An important fact in this case, which the US court cannot disregard, is that Khobragade had registered a complaint in a New Delhi court earlier this year against her domestic help Sangeeta Richard after she was harassed by the maid with demands for more money. Khobragade got a boost when a court in Delhi issued a non-bailable arrest warrant against Richard. In September this year the Delhi High Court issued an injunction restraining the maid from instituting any action or proceedings against Khobragade outside India.
Sadly, the US authorities have ignored this important side of the story.
This brings us to the question whether the US considers themselves above all and whether the American courts pay any heed to the directions given by their brethren judges in foreign countries.
This is an important legal issue that the American judicial system needs to consider and address.
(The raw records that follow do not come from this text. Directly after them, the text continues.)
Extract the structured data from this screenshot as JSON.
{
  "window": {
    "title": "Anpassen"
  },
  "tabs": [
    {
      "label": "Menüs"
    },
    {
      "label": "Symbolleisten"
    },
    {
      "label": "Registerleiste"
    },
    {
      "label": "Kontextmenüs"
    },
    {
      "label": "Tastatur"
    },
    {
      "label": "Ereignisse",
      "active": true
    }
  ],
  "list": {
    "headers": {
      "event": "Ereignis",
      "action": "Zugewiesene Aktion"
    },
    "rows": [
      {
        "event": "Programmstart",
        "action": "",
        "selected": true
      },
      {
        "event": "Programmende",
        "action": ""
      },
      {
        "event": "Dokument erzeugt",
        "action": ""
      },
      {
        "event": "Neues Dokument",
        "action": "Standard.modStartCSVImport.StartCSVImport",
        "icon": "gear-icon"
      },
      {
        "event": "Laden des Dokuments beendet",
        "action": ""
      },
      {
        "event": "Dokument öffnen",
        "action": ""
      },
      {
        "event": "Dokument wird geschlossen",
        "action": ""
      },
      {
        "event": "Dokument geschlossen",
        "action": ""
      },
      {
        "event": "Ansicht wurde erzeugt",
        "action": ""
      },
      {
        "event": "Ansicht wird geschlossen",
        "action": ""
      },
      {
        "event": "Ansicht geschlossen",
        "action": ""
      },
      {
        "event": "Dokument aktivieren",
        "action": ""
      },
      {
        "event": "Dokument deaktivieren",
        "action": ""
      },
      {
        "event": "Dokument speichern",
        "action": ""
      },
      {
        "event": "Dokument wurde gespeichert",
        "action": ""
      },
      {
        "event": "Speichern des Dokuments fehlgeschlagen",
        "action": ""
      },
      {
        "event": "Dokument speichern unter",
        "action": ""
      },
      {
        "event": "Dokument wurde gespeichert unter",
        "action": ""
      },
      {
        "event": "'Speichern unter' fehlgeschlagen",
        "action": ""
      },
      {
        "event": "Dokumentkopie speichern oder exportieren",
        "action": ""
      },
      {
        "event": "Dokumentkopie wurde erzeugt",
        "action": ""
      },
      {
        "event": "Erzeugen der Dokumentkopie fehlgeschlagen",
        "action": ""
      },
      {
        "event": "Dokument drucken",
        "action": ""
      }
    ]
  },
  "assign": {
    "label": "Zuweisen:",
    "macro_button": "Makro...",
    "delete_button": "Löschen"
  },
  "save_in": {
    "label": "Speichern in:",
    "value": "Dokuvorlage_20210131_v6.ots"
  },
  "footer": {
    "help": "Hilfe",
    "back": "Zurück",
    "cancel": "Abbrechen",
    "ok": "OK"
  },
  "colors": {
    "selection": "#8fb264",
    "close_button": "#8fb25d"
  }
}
Even if Khobragade was found to be at fault as per the American judicial system, the worst they could have done was to have ordered her extradition, which could have been effected diplomatically by dubbing her ‘persona non grata’ in diplomatic parlance.
Considering the big picture, the US has triggered an unnecessary and avoidable diplomatic debate with a friendly nation like India, who Washington eloquently describes as a strategic partner on the world stage. The US has done this provocative act just a day after Indian Foreign Secretary Sujatha Singh flew out of the US following detailed and comprehensive foreign consultations with her American counterparts in Washington.
So what's next?
Khobragade can now be convicted and thrown into jail for years for her alleged sins. If that were to happen, it will be the biggest failure of Indian diplomacy and a huge blow to Indo-US bilateral relations.
It may be an unlikely scenario, considering the strong response given by India. None other than Indian External Affairs Minister Salman Khurshid has called the incident as "an insult" to India.
Pragmatically, the mutually acceptable scenario would be that Khobragade is let off with some kind of an admonition and the MEA 'withdraws' her from the US and posts her elsewhere.
Either way the Indian pride has been crushed. India will do well to investigate the Khobragade case thoroughly, study the New York angle more deeply and prevent such embarrassments in future as this is the third case in less than three years to have cropped up in New York.
The writer is a FirstPost columnist and a strategic analyst who tweets @Kishkindha.